The corresponding author has full control of all primary data and will allow the Journal to review the data if requested. Primary data, including raw data, will be made available to any scientist’s inquiry. The corresponding author will immediately share the dataset supporting the conclusions of this manuscript.

Authors’ contributions

All authors made substantial contributions in executing the study and developing the manuscript. DP and RS had primary responsibility for conceiving and designing the study; developing the study protocol, drafting the manuscript and editing versions of the manuscript. RS and DP enrolled participants. AS, KB and RS performed statistical analyses. SC, NP, NG and GW critically revised the manuscript for important intellectual content.

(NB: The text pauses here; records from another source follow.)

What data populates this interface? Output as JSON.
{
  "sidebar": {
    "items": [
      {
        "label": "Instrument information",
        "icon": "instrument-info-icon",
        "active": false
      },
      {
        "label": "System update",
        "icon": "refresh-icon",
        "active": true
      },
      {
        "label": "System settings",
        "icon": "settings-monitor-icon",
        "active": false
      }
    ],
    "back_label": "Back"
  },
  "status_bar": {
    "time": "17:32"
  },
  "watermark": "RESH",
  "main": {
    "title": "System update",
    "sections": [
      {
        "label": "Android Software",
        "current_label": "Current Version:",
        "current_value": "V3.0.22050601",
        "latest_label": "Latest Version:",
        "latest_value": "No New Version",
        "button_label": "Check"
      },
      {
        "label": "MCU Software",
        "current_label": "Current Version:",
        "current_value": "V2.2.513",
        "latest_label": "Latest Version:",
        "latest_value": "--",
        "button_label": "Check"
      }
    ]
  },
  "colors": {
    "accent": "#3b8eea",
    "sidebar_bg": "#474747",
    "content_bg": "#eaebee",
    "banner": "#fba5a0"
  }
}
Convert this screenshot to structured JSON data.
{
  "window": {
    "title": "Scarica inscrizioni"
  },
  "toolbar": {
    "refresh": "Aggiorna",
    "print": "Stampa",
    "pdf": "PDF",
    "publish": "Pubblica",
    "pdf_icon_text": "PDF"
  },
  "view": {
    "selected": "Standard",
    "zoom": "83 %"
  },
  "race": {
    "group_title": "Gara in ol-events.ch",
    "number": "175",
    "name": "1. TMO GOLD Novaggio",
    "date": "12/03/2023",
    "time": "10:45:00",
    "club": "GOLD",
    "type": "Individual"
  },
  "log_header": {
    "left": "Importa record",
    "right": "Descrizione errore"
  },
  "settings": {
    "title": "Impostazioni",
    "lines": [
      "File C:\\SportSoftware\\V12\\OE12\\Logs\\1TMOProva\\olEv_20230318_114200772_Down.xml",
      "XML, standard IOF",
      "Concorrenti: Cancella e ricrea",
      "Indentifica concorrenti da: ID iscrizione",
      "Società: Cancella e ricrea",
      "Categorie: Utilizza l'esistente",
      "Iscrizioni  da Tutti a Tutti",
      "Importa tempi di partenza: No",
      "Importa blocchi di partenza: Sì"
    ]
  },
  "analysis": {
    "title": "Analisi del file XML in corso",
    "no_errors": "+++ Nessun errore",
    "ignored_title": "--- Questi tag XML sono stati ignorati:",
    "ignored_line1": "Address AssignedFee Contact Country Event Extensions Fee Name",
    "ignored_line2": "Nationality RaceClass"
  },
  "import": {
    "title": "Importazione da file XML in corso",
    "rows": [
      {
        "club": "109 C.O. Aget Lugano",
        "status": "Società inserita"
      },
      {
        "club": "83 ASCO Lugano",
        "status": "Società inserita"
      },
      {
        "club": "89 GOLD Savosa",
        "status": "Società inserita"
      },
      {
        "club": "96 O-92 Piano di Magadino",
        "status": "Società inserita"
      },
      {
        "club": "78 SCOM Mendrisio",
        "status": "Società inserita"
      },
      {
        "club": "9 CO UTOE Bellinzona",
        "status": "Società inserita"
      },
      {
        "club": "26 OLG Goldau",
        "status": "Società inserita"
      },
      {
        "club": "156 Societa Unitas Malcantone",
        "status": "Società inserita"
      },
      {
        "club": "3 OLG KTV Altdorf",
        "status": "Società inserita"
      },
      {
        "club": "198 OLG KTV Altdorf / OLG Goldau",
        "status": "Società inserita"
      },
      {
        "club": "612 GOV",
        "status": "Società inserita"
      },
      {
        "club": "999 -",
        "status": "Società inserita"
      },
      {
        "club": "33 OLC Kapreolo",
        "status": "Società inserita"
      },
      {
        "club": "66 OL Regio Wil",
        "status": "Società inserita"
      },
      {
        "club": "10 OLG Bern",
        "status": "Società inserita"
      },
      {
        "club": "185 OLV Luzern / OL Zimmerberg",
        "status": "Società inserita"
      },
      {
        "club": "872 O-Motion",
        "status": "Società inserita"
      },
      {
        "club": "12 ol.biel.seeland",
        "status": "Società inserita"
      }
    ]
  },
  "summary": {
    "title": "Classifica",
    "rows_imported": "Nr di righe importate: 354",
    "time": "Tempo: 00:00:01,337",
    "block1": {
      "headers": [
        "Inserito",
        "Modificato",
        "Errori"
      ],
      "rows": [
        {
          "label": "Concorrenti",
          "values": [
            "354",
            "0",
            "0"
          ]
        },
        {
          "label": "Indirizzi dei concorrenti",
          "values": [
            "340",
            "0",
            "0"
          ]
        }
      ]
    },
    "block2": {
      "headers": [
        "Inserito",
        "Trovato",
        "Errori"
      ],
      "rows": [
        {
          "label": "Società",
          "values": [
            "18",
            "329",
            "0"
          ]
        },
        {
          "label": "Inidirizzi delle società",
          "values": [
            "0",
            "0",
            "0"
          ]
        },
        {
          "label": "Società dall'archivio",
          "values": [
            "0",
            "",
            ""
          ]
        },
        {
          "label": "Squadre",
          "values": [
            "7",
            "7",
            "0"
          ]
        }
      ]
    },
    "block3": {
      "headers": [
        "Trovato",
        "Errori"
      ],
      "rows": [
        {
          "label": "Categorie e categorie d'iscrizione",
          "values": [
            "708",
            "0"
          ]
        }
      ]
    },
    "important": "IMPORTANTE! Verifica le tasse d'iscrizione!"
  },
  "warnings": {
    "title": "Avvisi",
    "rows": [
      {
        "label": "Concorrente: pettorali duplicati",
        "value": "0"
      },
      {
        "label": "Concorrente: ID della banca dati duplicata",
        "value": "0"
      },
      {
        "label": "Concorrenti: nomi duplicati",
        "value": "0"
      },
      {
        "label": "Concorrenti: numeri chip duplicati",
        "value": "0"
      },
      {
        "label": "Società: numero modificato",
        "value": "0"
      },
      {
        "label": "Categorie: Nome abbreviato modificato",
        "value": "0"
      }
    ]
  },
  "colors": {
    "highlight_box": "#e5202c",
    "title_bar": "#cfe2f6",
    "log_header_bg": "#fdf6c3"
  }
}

GW also confirmed all statistical analyses. All authors read, approved and contributed to the final paper. All authors gave final approval of the submitted manuscript for publication.

Competing interests

The authors declare that they have no competing interests.

Consent for publication

Not applicable. The authors declare that the manuscript does not contain any individual person’s data. The manuscript does not contain individual details, images, videos or presentations of case reports for which to obtain consent for publication.

Ethical approval and consent to participate

The study was reviewed by the Institutional Review Board (IRB) of the State University of New York (SUNY) at Downstate Medical Center in Brooklyn, New York. After IRB review, the study was deemed compliant with all ethical requirements, and was granted approval by the Board.

All participants who chose to participate in the study signed a consent form, developed by the study investigators and approved by the institution’s IRB. Please note that the study does not involve animal or human tissue.

Author information



Corresponding author

Correspondence to Dimitrios Papanagnou.

Rights and permissions

Open Access This article is distributed under the terms of the Creative Commons Attribution 4.0 International License (, which permits unrestricted use, distribution, and reproduction in any medium, provided you give appropriate credit to the original author(s) and the source, provide a link to the Creative Commons license, and indicate if changes were made. The Creative Commons Public Domain Dedication waiver ( applies to the data made available in this article, unless otherwise stated.

Reprints and Permissions

About this article

Verify currency and authenticity via CrossMark

Cite this article

Papanagnou, D., Serrano, A., Barkley, K. et al. Does tailoring instructional style to a medical student’s self-perceived learning style improve performance when teaching intravenous catheter placement? A randomized controlled study. BMC Med Educ 16, 205 (2016).

Download citation


  • Learning Style
  • Teaching Style
  • Didactic Session
  • Faculty Instructor
  • Style Modality